Presumably, Rick Santorum feels he performed better in the Super Tuesday primary sweepstakes than anyone expected, but it was Mitt Romney who gained the most delegates and inched closer to be the Republican nominee for president.
Although Romney won six of the 10 states' primaries and caucuses, he only clobbered the opposition in Massachusetts (where he was once governor), Virginia, and Vermont, and won an 11th hour squeaker in Ohio where Santorum made him look weak.
The next primaries and caucues are Kansas (Mar. 10), which Romney should win; Alabama (Mar. 13), which favours Newt Gingrich: and Missouri (Mar. 17), which is Santorum country for the moment.
So no knockouts are pending, even though Super Tuesday sounded Gingrich's death knell, if only he realized it.
Gingrich made something of an ass of himself in his Super Tuesday victory monologue after winning Georgia, which is his home state. True, he keeps bouncing back after setbacks and after many have given up on him. But he's going exactly nowhere in this GOP primary race, that has now narrowed to Romney holding off Santorum.
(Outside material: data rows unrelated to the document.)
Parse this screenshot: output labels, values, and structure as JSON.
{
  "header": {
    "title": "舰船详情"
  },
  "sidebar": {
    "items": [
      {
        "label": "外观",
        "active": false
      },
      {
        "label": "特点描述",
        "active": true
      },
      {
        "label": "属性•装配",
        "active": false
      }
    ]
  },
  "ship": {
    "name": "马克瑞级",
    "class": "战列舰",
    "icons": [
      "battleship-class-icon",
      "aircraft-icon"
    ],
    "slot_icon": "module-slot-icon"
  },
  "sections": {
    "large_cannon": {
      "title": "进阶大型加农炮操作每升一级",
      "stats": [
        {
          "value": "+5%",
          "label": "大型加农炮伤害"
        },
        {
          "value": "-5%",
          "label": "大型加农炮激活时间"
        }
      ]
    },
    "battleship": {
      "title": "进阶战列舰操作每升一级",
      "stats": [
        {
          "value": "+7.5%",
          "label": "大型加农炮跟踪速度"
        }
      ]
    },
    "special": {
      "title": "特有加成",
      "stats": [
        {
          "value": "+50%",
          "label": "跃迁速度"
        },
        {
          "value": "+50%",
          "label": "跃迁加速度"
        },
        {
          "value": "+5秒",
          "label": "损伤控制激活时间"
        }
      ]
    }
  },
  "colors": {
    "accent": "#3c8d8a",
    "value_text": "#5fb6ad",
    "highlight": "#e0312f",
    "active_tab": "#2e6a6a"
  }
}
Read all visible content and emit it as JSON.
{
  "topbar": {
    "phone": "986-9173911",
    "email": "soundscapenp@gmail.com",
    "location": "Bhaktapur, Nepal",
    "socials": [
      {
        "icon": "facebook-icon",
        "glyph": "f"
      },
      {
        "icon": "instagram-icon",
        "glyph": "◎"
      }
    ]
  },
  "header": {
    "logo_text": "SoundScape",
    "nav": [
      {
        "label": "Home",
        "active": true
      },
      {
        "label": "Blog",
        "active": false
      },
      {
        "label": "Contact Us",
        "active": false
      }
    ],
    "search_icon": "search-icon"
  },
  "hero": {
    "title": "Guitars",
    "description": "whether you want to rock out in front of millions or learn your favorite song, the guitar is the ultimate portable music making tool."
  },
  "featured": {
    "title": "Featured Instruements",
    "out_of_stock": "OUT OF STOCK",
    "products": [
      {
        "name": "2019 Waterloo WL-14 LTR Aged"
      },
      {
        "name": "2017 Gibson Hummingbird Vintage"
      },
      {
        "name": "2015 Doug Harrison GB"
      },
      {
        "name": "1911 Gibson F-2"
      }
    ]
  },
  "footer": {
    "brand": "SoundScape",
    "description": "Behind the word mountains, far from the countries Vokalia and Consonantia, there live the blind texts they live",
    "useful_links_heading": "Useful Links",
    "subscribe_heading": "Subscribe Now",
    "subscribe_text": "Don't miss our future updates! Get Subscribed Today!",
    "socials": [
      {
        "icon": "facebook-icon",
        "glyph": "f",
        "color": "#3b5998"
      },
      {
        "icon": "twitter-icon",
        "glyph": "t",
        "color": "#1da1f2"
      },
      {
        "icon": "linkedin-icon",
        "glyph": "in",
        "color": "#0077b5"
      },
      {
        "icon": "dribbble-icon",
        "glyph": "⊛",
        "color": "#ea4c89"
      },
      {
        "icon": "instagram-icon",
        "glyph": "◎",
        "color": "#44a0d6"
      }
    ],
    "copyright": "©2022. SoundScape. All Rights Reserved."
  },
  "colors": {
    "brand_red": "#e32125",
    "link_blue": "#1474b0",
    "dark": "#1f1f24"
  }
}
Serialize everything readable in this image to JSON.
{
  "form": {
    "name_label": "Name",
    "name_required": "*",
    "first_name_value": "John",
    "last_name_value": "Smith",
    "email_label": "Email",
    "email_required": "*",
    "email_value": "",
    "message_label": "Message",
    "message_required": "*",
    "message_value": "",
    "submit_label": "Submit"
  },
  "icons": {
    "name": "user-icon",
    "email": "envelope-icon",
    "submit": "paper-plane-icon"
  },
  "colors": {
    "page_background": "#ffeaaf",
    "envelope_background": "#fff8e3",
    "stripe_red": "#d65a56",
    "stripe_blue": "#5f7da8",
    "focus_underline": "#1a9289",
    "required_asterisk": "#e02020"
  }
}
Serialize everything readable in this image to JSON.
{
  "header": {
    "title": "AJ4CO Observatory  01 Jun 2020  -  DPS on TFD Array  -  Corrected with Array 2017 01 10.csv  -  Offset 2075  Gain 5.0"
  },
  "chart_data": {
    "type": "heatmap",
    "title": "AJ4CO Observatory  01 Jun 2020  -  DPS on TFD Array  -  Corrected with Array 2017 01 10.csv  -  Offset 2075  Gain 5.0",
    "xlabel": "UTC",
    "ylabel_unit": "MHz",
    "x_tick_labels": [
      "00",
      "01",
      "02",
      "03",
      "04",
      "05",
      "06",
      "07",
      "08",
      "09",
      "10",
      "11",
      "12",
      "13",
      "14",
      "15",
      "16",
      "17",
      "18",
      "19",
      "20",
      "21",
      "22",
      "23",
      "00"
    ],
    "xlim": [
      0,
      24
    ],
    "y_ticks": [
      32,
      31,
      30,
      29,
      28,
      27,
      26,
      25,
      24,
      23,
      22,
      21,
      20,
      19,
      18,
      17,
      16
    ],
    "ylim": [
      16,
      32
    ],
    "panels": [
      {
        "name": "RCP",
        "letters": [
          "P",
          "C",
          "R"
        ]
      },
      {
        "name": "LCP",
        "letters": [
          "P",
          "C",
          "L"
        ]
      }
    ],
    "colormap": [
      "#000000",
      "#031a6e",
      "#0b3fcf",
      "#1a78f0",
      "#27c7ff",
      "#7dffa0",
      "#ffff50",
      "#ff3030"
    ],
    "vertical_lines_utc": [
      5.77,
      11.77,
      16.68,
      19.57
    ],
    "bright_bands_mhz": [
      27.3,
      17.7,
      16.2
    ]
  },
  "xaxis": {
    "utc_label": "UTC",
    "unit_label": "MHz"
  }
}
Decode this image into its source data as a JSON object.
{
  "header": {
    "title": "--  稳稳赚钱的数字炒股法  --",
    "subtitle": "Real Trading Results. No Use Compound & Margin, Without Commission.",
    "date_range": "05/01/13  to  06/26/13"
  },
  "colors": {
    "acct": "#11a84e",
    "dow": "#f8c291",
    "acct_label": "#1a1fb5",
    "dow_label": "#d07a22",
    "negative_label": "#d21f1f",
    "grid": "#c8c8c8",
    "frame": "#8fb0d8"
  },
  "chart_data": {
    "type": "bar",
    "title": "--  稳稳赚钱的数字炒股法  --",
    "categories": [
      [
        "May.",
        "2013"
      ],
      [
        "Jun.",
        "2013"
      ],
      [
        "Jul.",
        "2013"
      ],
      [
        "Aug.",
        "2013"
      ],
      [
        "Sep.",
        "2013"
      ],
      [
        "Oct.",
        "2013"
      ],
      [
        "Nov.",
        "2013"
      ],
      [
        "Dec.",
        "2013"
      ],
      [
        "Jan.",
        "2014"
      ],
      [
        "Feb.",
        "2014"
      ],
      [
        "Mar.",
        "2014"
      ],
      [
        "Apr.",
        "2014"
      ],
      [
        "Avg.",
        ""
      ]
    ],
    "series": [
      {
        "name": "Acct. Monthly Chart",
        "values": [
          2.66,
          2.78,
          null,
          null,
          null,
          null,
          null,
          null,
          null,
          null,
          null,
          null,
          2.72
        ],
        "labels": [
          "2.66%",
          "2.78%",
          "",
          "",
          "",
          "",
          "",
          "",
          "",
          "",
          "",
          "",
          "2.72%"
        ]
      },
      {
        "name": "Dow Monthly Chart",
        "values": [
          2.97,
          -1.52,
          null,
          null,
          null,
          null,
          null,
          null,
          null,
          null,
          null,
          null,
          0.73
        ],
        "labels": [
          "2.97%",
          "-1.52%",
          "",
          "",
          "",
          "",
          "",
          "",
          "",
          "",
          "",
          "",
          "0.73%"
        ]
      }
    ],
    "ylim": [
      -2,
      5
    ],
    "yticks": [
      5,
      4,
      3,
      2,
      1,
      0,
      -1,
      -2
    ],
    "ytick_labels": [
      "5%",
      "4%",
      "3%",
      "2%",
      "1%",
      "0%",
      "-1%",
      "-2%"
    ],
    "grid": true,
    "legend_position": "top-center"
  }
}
Oh yes, and Ron Paul chugs along as sort of comic relief -- perhaps the most forthright and candid of all the candidates, whose main libertarian appeal is that he spouts home truths, makes a lot of sense, and is wonky on international issues.
What the "race," (such as it is) is proving is that there's a real split among Republicans which will have to be healed (or cemented over) if their presidential candidate is going to have a real chance to beat Barack Obama come November.
What are loosely called the Evangelicals (or religious right) lean towards Santorum, who is too religiously inclined for many moderate tastes. Diehard conservatives, Tea Partiers, and social conservatives tend to like Santorum, but the biggest argument against him a the candidate, is the perception that he can't beat Obama.
And beating Obama has to be the top priority for Republicans -- and for those dismayed at how Obama has under-performed as president, periodically apologizing to the world for America's flaws, running up a monstrous national debt, failing to inspire the country in sorry economic times, and seeking to lead America by making declarations of intent rather than achieving much. A big disappointment to those who had high hopes.
Romney is widely acknowledged as the one most likely to make Obama a one-term president. But to many, Romney isn't as ideologically conservative as they might wish, although he's universally regarded as competent and decent -- and he bears no taint as a Washington insider, corrupted by surviving in that artificial environment.
The Republican establishment -- what there is of it, these days -- sees him as their best chance for power. The one they dread is Gingrich, who seems to have sidelined himself.
What's remarkable about Romney is these primaries, is how he can be lagging disastrously in some states, and then in the last week or 10 days before the primary, surge to overcome a 15-point deficit (as in Ohio) and win by a narrow margin.
But a win is a win -- 72% to 12% in Massachusetts is no greater a win than 38%-37% win in Ohio.
So the somewhat painful ordeal crawls on, with Romney edging towards the 1144 delegates which will guarantee him the GOP nomination.